“My favorite part of this whole experience has been my one-on-one or small group meetings with you; the kinds of questions you asked encouraged me to think about my life in ways that I had been too hesitant to explore and have helped me to re-shape my goals for the next several years.”
“I have always felt overwhelmed by the idea of long-term planning and previously had no idea where to start, but the concept of breaking down giant ideas into tiny, manageable steps and that [Andrew Simonet’s] ‘if a step makes you want to procrastinate, it’s too big’ was a revelation to me and has helped me to work towards large goals in a more tangible, productive way.”
“This experience, and ones similar, has changed my thinking about being a leader.
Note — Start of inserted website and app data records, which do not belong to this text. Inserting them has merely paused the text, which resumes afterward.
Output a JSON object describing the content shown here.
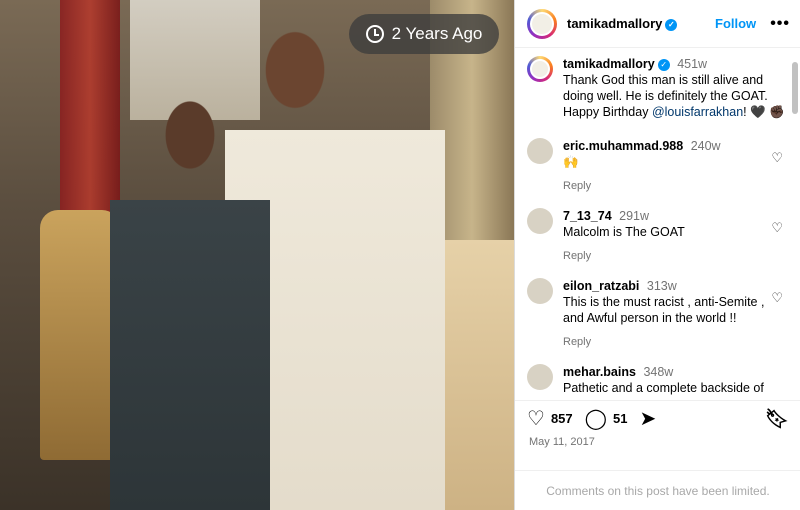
{
  "post": {
    "time_badge": "2 Years Ago",
    "username": "tamikadmallory",
    "follow_label": "Follow",
    "more_label": "•••"
  },
  "caption": {
    "username": "tamikadmallory",
    "time": "451w",
    "text": "Thank God this man is still alive and doing well. He is definitely the GOAT. Happy Birthday ",
    "mention": "@louisfarrakhan",
    "emoji": "! 🖤 ✊🏿"
  },
  "comments": [
    {
      "username": "eric.muhammad.988",
      "time": "240w",
      "text": "🙌",
      "reply": "Reply"
    },
    {
      "username": "7_13_74",
      "time": "291w",
      "text": "Malcolm is The GOAT",
      "reply": "Reply"
    },
    {
      "username": "eilon_ratzabi",
      "time": "313w",
      "text": "This is the must racist , anti-Semite , and Awful person in the world !!",
      "reply": "Reply"
    },
    {
      "username": "mehar.bains",
      "time": "348w",
      "text": "Pathetic and a complete backside of",
      "reply": ""
    }
  ],
  "actions": {
    "likes": "857",
    "comments": "51"
  },
  "date": "May 11, 2017",
  "limited_notice": "Comments on this post have been limited.",
  "icons": {
    "like": "heart-icon",
    "comment": "speech-bubble-icon",
    "share": "paper-plane-icon",
    "save": "bookmark-icon",
    "time": "clock-icon"
  }
}
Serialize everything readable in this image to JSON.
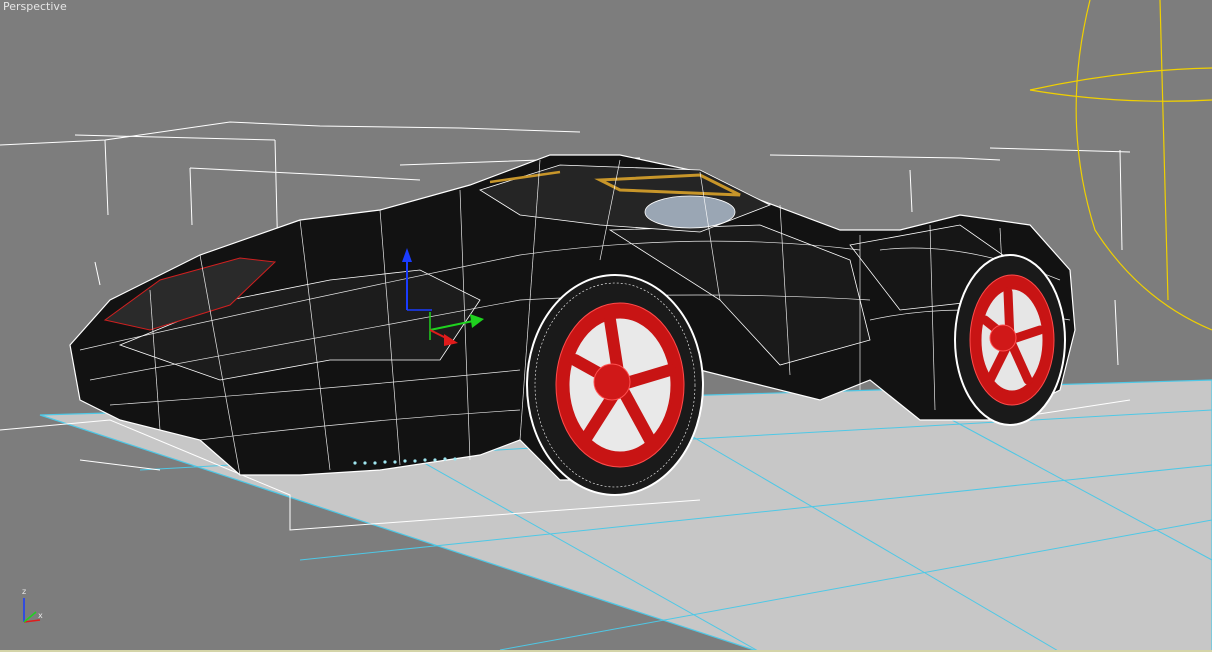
{
  "viewport": {
    "label": "Perspective",
    "axis_labels": {
      "z": "z",
      "x": "x"
    }
  },
  "colors": {
    "background": "#7d7d7d",
    "ground": "#c6c6c6",
    "grid": "#4ec8e6",
    "wire": "#ffffff",
    "rim": "#d01818",
    "light": "#f0d000",
    "gizmo_z": "#1a3cff",
    "gizmo_y": "#1fd21f",
    "gizmo_x": "#e01b1b"
  }
}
Leadership is not about knowing the answers or being more informed than your peers; it’s about listening, being humble and generous, and being a positive person.”
And some constructive criticism for the future:
“As you continue to develop this class over time, I think you might want to consider having two different sections: one for people who are already in the middle of a project, and one for those who just have the seed of an idea. I totally understand that one of your goals for the class was to gather together like-minded people and to help us connect with one another—but for me, the class time was disproportionately spent listening to each other fleshing out ideas and I felt like you had so many helpful and fascinating things to share which often ended up getting crammed in. By splitting the class in two, it might help the discussions to feel more relevant, and you could still combine the groups on occasion for guest speakers, presentations, etc.”
Sharing excerpts of the learning happening in "Building a Community-Based Residency"